I could excuse my lapse in writing here by saying, hey, I was busy just living my life, and that would be true. Or refer you to the third book in the series being written about the mishaps that seem to characterize my life in New York City, “Capturing the High Priestess,” which should be available on Amazon.com soon. That explains a lot about the crap that’s rained down since readers were left hanging after the shootout in New York Harbor on New Year’s Eve; I find that kind of “cliff-hanger” writing unconscionable, by the way; just a cheap ploy to make readers rise up and demand the next episode. (I suppose it worked for Dickens, but I digress.)
I am instead going to recommend this lovely book, by a lovely writer, Stewart O’Nan, late of Pittsburgh after quite a few years living in the Constitution State. (Wow, can we get to that later? The restoration and protection of our Constitution? Ooops, another digression. I seem to be having trouble focusing.)
Anyway, Mr. O’Nan writes these lovely, almost plot-less books that are slow and quiet but reveal so much about the truly important things in life. It make a reader want to stop and take a breath. Like, maybe a garden does contain the secret to happiness, and I’ve been missing it all this time. His books contain familiar characters (there are three in this group now: Henry and his wife Emily are each featured in their own way in “Emily, Alone” and “Wish You Were Here.”
Being alone is hard, yes. But the dance of a relationship is harder, I think. And working out the terms of a marriage, especially one that lasts for decades, is the ultimate challenge. Who you are at the beginning and how you change is inextricably meshed with your partner…for better or worse. Struggle, joy, stagnation, peace, compromise: so many words. But it’s the little things you do every day, together and apart, that make it add up to life.

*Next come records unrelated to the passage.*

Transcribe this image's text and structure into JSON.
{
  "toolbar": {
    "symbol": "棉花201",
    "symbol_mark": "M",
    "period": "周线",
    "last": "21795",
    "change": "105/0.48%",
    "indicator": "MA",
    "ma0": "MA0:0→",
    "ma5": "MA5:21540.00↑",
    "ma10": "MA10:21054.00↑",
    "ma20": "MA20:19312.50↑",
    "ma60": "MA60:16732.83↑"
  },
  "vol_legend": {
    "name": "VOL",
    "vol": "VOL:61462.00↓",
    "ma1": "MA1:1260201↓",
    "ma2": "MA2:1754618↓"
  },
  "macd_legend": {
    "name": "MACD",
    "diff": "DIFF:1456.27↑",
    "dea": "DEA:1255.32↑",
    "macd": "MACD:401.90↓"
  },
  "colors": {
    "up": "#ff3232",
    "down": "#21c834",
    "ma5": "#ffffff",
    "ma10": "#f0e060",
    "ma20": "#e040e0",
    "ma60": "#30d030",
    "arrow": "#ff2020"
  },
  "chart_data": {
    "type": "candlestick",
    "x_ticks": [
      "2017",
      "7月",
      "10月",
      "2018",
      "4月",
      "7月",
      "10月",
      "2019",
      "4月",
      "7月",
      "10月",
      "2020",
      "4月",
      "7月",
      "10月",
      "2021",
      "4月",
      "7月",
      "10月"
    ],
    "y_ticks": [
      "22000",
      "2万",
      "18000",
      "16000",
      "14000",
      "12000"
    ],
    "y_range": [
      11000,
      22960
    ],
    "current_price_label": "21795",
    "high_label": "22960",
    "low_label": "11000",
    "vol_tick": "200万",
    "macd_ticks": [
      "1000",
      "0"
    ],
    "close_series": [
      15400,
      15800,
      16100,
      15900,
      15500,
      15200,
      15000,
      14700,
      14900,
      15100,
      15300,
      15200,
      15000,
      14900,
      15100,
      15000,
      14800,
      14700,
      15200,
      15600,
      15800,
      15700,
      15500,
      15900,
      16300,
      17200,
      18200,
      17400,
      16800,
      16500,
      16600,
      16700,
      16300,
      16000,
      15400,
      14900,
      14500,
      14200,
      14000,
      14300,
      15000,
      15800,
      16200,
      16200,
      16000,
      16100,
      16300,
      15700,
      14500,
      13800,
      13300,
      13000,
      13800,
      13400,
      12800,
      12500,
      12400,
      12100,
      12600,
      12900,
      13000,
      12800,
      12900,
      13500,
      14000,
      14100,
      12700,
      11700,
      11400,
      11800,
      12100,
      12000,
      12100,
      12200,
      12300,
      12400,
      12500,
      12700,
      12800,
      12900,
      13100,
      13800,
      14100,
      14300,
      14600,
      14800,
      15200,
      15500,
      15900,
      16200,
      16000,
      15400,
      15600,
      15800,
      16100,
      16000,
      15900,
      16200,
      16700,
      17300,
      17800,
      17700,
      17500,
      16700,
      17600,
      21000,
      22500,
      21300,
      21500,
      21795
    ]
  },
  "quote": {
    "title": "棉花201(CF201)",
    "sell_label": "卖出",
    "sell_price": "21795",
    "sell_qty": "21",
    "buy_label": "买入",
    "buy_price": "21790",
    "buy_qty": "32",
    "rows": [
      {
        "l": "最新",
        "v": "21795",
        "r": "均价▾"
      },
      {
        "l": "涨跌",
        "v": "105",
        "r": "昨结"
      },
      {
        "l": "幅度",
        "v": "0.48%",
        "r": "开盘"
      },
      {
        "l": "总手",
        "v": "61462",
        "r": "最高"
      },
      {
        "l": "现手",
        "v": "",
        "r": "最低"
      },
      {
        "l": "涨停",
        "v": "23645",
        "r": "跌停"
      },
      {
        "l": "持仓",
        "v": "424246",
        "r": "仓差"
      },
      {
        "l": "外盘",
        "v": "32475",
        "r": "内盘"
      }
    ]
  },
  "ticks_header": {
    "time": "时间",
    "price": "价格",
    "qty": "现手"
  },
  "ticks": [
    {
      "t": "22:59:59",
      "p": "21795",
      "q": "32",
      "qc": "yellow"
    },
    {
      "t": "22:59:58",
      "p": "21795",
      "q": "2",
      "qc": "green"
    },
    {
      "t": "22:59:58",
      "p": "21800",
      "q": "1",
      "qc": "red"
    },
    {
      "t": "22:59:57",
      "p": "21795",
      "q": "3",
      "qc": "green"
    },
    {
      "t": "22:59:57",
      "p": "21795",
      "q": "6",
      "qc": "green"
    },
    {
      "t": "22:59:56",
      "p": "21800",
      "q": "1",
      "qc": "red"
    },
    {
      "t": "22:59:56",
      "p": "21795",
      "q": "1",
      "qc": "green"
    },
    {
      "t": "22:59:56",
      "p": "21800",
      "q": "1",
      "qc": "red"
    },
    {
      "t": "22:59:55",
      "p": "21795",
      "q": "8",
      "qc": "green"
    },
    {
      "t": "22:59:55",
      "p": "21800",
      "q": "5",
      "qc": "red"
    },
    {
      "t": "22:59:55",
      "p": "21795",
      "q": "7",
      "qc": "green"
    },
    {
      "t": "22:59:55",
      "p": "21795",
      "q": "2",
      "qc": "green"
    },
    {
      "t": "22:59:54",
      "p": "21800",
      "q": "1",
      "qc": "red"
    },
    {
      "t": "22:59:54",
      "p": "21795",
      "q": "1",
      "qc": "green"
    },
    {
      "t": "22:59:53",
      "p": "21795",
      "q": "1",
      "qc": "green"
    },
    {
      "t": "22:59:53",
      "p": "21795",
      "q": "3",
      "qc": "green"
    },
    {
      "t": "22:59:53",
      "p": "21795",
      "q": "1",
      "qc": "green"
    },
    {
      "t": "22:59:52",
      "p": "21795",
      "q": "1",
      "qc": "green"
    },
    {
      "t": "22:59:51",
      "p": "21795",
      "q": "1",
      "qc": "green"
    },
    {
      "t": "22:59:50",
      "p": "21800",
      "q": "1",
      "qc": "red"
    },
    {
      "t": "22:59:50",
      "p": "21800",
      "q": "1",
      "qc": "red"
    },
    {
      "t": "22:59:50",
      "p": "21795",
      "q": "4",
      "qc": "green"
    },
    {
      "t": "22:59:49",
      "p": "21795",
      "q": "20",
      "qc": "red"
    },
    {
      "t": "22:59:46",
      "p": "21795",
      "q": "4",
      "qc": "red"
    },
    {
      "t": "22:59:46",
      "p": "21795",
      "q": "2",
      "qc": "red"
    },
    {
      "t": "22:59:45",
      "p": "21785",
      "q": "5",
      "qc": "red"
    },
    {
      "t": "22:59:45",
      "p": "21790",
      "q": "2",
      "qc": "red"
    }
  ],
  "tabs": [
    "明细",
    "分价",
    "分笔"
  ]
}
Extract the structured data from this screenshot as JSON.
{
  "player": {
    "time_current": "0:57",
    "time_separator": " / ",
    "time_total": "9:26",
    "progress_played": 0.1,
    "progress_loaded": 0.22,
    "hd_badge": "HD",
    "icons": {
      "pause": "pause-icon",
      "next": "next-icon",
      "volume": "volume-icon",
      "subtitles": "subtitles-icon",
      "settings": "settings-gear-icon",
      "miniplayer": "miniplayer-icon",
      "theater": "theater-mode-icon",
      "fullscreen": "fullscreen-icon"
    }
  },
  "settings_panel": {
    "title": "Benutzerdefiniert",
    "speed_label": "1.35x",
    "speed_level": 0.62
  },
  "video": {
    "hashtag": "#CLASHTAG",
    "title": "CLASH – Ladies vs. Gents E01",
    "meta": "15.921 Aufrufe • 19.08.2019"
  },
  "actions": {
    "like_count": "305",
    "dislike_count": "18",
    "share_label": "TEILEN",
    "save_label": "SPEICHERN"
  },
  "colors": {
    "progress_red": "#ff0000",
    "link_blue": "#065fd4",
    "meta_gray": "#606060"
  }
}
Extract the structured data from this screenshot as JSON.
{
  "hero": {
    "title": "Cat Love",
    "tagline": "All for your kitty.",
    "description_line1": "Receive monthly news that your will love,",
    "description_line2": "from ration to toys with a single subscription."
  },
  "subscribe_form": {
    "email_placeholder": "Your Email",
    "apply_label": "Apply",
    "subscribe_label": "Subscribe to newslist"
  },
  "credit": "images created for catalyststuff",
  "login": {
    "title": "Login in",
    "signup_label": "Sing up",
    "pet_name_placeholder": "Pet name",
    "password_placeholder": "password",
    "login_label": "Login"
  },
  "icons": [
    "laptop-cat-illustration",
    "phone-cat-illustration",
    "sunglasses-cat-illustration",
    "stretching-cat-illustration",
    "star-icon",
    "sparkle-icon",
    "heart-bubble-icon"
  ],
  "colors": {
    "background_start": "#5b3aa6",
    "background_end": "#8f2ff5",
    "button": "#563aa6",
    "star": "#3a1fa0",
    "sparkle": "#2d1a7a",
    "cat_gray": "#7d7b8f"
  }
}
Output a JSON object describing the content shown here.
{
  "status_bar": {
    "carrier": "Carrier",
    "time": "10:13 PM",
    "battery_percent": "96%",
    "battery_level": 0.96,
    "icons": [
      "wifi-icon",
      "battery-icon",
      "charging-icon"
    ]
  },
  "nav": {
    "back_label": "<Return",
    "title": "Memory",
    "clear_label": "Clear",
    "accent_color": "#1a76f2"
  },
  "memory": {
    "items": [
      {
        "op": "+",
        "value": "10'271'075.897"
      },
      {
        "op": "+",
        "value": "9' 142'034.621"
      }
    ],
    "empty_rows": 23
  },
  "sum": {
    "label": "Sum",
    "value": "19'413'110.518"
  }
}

I’m placing this piece in my “Art” category despite the fact that my colleagues will protest. But if we don’t consider literature as one of the arts, then there’s something wrong with the definition. So, here is a work of art, by Stewart O’Nan. Engineer by training, storyteller by vocation.